Alexei lights fireworks in White Sox win
Sixth-inning homer pulls Chicago within game in AL Central
ARLINGTON -- The tale of woe concerning the White Sox struggles in April and May has already been told far too many times for the South Siders' liking.
Instead of giving in when they were nine games under .500 and 9 1/2 games out of first place in the American League Central -- as recently as June 8 -- the White Sox did something to correct their vast problems.
An 18-5 correction over the past 23 games, to be exact, following Chicago's 5-3 victory over Texas (48-33) before 45,020 Sunday night at Rangers Ballpark in Arlington. The win gave the White Sox (42-38) a 3-3 record on the road trip that started in Kansas City and produced their first positive series decision in Arlington since June 12-15, 2006.
Those numbers stand as virtually meaningless compared to the most important piece of information. The two-run victory, coupled with Minnesota's loss to Tampa Bay and Detroit's loss to Cliff Lee and Seattle, leaves the White Sox just one game behind the Twins (44-38) and Tigers (43-37) at the top of the division, the closest Ozzie Guillen's crew has been to first place since sitting a half-game out on April 7.
"It's big," said White Sox starter Mark Buehrle, who improved to 4-1 in his past five starts thanks to Sunday's effort. "Obviously, we've been battling. Minnesota has not been playing good. Detroit is back and forth. To get that close from where we were at three weeks ago, it's a huge step for us."
"We are very excited just being one game out," said White Sox shortstop Alexei Ramirez. "We are very excited to be where we are."
Ramirez gave Buehrle (7-7) the biggest piece of support via his two-run blast, culminating a three-run rally off of Texas starter Scott Feldman (5-8) in the sixth inning. The Rangers had grabbed a 3-2 lead entering the frame behind home runs from Josh Hamilton and Julio Borbon, but Paul Konerko began the comeback with a double to left and scored when Carlos Quentin doubled to right on the next pitch.
Mark Kotsay's grounder moved Quentin to third, where he stayed when Michael Young robbed A.J. Pierzynski of extra bases on a grounder down the line. But Ramirez came through on a 1-0 offering with home run No. 7 -- his first in 21 games.
"That home run he hit, I was trying to go sinker down and away and it just kind of came back over the plate," Feldman said. "It sort of just went right into his swing and he was able to hit it out.
"Our guys gave me the lead two different times, and I let them right back in the game both times.

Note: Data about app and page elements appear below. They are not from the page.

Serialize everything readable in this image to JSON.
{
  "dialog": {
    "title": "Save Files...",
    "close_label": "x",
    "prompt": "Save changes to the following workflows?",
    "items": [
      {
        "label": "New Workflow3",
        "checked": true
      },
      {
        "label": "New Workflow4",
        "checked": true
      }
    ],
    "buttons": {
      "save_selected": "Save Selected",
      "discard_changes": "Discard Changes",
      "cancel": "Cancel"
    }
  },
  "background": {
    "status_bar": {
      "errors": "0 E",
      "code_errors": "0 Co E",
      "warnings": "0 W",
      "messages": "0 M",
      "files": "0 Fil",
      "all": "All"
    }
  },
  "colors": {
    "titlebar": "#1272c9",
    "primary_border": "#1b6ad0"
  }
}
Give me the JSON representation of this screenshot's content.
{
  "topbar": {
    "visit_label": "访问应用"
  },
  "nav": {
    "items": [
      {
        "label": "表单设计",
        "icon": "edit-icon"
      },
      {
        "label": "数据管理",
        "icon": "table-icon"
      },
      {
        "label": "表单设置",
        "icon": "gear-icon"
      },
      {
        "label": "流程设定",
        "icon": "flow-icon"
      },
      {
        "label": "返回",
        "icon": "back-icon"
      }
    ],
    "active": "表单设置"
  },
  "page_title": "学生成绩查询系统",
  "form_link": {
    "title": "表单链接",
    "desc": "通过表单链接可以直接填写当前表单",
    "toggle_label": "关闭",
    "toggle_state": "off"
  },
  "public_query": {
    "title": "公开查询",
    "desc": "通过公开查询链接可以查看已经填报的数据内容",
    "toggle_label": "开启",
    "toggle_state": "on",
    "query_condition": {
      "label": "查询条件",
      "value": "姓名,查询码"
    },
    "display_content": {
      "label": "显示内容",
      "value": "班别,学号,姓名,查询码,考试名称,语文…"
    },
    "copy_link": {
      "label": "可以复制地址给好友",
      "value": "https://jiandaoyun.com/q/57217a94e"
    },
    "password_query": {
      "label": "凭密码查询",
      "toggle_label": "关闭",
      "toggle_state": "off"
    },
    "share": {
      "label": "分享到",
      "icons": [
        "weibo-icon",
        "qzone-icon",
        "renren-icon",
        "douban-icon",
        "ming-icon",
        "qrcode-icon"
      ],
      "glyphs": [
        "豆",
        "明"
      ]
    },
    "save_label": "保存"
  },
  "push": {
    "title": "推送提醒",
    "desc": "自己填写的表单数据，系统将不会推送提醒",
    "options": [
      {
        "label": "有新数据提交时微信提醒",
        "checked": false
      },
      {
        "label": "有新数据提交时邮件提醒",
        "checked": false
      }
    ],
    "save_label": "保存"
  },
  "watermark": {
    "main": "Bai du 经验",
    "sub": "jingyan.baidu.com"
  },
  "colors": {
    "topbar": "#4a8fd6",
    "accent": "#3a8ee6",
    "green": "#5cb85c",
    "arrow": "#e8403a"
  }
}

With Buehrle throwing the way he was throwing over there, you can't do that. It pretty much sums it up."
Dayan Viciedo erased a 2-1 deficit in the fifth with a run-scoring grounder to shortstop Elvis Andrus. Viciedo was in the game because starting third baseman Omar Vizquel exited in the third after being hit on the inside of his left knee by a Feldman pitch.
Vizquel was helped off the field by Ozzie Guillen and White Sox head athletic trainer Herm Schneider. Guillen figures Vizquel will miss a couple of games, although X-rays were negative.
Buehrle gave up just the three runs over seven innings without walking or striking out a Rangers hitter, posting the first start of seven innings or more with no walks or strikeouts in the Majors this season. He probably lasted an extra inning by cruising through Ian Kinsler, Vladimir Guerrero and Hamilton on six pitches in the sixth inning after the White Sox claimed their two-run advantage.
"Any time you score, your main goal is to go out and hold them and get the offense back in there," said Buehrle, who yielded five hits over 93 pitches. "There's not an easy out in this lineup. The bottom three guys are probably their worst three hitters, and they are all hitting pretty good."
"Our starting pitching was very good, and I was pretty impressed," Guillen said. "To come down here and pitch and have the games like we did the last three games, it was outstanding pitching. This ballclub, you can't relax or pick anyone to pitch, because everyone out there swings the bats very, very good."
J.J. Putz worked a perfect eighth for his 19th consecutive scoreless appearance, and first-time All-Star Matt Thornton pitched around a leadoff walk to Kinsler for his fifth save. Guillen went to Thornton once again because he wanted to stay away from closer Bobby Jenks in this series. Jenks has not thrown since June 24, as he was attending to a family illness.
Thornton fanned Nelson Cruz looking for the final out, sending the White Sox back to Chicago with a positive feeling after handling a team tied with Boston for the AL's highest home win total. Looking at the White Sox at the start of June, it would have been hard to imagine this group anywhere close to first place.
More work needs to be done before the All-Star break, with four games against the Angels and three against the Royals. But it's a much better outlook to go to work with a one-game deficit, especially as opposed to close to double digits.
"A couple of months ago, a couple of weeks ago, it was like we don't know what to do with this ballclub," Guillen said. "A lot of people lost faith, and this ballclub proved a lot of people wrong."
Scott Merkin is a reporter for MLB.com. This story was not subject to the approval of Major League Baseball or its clubs.